The LPN denomination has been working hard in the power of the Spirit and the truth of the gospel. In 2007 there were 187 churches. Same as before the troubles. Now there are 27 training centers, 3000 pastoral leaders learning the doctrines of grace in over 30,000 different house churches and cells. LPN can count over 300,000 people in their denomination now. Wow!

How did this happen? The need for and power of the gospel is spreading deep and wide in this movement.

Though pastor/leaders there have been raised in a culture of suspicion and mistrust, a small group of wise leaders there and stateside have been implementing a God-sized strategy of evangelism and training leaders in trust-building, gospel-centered workshops like CMM’s Gospel Coach. They transformed their seminary into a training center and have pushed out and pressed down training to indigenous leaders who are using tech tools like ThirdMill (Biblical education. For the world. For free.) for  training in systematic biblical grace-focused theology.  

Most importantly, the key leaders, from the president of LPN on down, have been blown away by God’s grace personally. I was honored to lead the top 13 key leaders from LPN through an adapted and extended Gospel Coach workshop to help them coach the hundreds of leaders they work with in the gospel. Then participated in another two days of strategic planning that was so clearly dependent upon God’s Spirit and His provision that it brought tears to our eyes.

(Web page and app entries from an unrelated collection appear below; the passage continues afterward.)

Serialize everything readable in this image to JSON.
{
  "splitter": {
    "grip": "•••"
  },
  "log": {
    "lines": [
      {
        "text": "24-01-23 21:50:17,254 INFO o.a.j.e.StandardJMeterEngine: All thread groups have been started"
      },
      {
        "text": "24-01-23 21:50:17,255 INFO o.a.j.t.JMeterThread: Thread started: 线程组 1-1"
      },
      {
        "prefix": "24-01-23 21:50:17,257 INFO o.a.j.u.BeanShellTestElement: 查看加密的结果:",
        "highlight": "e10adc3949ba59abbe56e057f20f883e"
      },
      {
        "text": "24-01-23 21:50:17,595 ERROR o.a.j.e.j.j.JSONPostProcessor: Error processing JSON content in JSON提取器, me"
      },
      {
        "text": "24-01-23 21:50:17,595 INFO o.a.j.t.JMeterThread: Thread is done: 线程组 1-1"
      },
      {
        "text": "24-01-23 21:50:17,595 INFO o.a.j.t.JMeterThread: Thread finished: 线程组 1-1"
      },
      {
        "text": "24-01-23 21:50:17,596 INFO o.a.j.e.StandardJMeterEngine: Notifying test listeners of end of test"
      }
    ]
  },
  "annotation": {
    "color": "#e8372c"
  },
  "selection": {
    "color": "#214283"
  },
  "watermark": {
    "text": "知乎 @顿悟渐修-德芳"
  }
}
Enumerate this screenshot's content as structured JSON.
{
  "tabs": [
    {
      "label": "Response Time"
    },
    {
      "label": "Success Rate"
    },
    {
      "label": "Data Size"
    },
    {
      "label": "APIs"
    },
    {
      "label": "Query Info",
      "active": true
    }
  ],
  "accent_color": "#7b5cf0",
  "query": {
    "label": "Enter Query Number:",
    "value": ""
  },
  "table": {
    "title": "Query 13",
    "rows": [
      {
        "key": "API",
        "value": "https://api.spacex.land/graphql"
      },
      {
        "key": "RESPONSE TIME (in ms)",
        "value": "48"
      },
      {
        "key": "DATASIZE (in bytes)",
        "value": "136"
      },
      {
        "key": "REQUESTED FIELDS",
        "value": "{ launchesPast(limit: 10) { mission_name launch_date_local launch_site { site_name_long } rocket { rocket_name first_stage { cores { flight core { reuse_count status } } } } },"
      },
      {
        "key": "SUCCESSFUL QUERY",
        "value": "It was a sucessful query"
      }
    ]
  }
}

There God has to work and they have to depend on Him.

How I long for more of us to feel our need for the gospel, for more dependence on Christ and more urgency in our mission like these brothers and sisters!

That is a dangerous desire and prayer, but the opportunities are too big not to pray.